### [Data for review]

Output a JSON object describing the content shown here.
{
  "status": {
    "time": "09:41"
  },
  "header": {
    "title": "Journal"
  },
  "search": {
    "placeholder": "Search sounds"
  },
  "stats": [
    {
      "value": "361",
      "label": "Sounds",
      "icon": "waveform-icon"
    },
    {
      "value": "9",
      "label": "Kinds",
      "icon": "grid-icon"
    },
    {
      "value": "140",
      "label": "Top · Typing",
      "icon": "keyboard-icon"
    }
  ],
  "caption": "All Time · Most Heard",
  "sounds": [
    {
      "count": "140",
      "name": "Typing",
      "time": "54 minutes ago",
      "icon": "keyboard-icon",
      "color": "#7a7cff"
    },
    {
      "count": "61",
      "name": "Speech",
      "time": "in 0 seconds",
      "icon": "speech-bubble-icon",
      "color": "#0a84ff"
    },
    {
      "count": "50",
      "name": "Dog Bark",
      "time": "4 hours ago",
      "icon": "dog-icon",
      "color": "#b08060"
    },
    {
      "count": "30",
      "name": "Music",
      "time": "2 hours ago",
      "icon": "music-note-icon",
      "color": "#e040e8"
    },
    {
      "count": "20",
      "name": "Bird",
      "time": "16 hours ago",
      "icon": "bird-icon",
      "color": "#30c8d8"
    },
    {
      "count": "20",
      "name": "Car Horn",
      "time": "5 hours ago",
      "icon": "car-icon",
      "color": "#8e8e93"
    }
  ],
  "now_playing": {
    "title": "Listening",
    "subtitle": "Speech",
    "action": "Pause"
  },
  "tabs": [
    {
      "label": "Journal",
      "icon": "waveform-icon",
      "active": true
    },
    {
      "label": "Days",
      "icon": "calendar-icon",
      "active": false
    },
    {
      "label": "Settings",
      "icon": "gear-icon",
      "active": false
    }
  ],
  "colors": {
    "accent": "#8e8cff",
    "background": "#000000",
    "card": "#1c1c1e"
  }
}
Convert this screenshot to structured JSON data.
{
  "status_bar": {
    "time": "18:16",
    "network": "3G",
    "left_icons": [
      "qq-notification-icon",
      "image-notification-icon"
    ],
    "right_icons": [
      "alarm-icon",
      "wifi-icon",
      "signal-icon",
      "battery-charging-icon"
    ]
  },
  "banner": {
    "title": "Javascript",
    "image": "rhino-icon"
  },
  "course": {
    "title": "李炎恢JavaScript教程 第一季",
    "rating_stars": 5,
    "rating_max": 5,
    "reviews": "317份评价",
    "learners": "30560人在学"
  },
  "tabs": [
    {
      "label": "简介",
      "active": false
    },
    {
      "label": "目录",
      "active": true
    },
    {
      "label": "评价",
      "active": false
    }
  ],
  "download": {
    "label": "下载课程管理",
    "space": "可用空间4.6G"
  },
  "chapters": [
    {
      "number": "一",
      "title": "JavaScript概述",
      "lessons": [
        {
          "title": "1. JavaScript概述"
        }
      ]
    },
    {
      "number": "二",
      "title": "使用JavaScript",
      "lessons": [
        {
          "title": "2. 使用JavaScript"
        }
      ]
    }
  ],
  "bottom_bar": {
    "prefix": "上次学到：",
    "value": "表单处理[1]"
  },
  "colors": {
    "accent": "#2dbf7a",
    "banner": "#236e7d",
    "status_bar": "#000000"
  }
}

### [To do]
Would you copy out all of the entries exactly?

### [Exercise solution]
Output a JSON object describing the content shown here.
{
  "status": {
    "time": "09:41"
  },
  "header": {
    "title": "Journal"
  },
  "search": {
    "placeholder": "Search sounds"
  },
  "stats": [
    {
      "value": "361",
      "label": "Sounds",
      "icon": "waveform-icon"
    },
    {
      "value": "9",
      "label": "Kinds",
      "icon": "grid-icon"
    },
    {
      "value": "140",
      "label": "Top · Typing",
      "icon": "keyboard-icon"
    }
  ],
  "caption": "All Time · Most Heard",
  "sounds": [
    {
      "count": "140",
      "name": "Typing",
      "time": "54 minutes ago",
      "icon": "keyboard-icon",
      "color": "#7a7cff"
    },
    {
      "count": "61",
      "name": "Speech",
      "time": "in 0 seconds",
      "icon": "speech-bubble-icon",
      "color": "#0a84ff"
    },
    {
      "count": "50",
      "name": "Dog Bark",
      "time": "4 hours ago",
      "icon": "dog-icon",
      "color": "#b08060"
    },
    {
      "count": "30",
      "name": "Music",
      "time": "2 hours ago",
      "icon": "music-note-icon",
      "color": "#e040e8"
    },
    {
      "count": "20",
      "name": "Bird",
      "time": "16 hours ago",
      "icon": "bird-icon",
      "color": "#30c8d8"
    },
    {
      "count": "20",
      "name": "Car Horn",
      "time": "5 hours ago",
      "icon": "car-icon",
      "color": "#8e8e93"
    }
  ],
  "now_playing": {
    "title": "Listening",
    "subtitle": "Speech",
    "action": "Pause"
  },
  "tabs": [
    {
      "label": "Journal",
      "icon": "waveform-icon",
      "active": true
    },
    {
      "label": "Days",
      "icon": "calendar-icon",
      "active": false
    },
    {
      "label": "Settings",
      "icon": "gear-icon",
      "active": false
    }
  ],
  "colors": {
    "accent": "#8e8cff",
    "background": "#000000",
    "card": "#1c1c1e"
  }
}
Convert this screenshot to structured JSON data.
{
  "status_bar": {
    "time": "18:16",
    "network": "3G",
    "left_icons": [
      "qq-notification-icon",
      "image-notification-icon"
    ],
    "right_icons": [
      "alarm-icon",
      "wifi-icon",
      "signal-icon",
      "battery-charging-icon"
    ]
  },
  "banner": {
    "title": "Javascript",
    "image": "rhino-icon"
  },
  "course": {
    "title": "李炎恢JavaScript教程 第一季",
    "rating_stars": 5,
    "rating_max": 5,
    "reviews": "317份评价",
    "learners": "30560人在学"
  },
  "tabs": [
    {
      "label": "简介",
      "active": false
    },
    {
      "label": "目录",
      "active": true
    },
    {
      "label": "评价",
      "active": false
    }
  ],
  "download": {
    "label": "下载课程管理",
    "space": "可用空间4.6G"
  },
  "chapters": [
    {
      "number": "一",
      "title": "JavaScript概述",
      "lessons": [
        {
          "title": "1. JavaScript概述"
        }
      ]
    },
    {
      "number": "二",
      "title": "使用JavaScript",
      "lessons": [
        {
          "title": "2. 使用JavaScript"
        }
      ]
    }
  ],
  "bottom_bar": {
    "prefix": "上次学到：",
    "value": "表单处理[1]"
  },
  "colors": {
    "accent": "#2dbf7a",
    "banner": "#236e7d",
    "status_bar": "#000000"
  }
}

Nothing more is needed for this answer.